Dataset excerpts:

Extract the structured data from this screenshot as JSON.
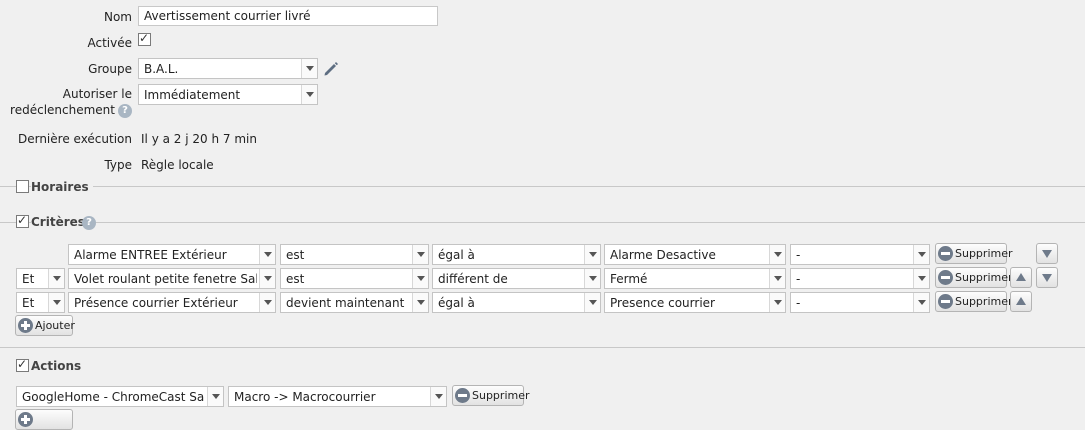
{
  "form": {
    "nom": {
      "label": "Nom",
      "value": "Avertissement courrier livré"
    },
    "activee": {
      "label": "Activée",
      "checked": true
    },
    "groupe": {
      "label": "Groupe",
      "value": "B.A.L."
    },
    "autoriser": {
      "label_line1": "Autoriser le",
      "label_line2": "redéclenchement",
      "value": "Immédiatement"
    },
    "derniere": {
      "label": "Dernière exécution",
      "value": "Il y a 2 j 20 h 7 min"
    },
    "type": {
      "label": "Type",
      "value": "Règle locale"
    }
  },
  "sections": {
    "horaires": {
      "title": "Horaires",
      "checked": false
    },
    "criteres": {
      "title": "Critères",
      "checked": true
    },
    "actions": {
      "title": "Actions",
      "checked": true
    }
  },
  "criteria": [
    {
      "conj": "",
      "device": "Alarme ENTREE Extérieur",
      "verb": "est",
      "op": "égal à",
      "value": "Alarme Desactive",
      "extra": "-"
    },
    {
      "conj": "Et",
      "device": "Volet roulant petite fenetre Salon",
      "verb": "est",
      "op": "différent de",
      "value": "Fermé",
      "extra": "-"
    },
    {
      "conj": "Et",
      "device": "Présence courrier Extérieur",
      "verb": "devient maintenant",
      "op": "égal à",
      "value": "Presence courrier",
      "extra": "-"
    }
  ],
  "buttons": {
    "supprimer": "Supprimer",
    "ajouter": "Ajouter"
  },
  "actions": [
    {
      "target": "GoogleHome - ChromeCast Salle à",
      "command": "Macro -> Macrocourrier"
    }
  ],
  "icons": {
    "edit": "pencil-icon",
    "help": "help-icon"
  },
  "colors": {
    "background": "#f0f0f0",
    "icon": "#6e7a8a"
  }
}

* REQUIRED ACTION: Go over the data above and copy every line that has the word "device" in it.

* EXERCISE OUTPUT:
      "device": "Alarme ENTREE Extérieur",
      "device": "Volet roulant petite fenetre Salon",
      "device": "Présence courrier Extérieur",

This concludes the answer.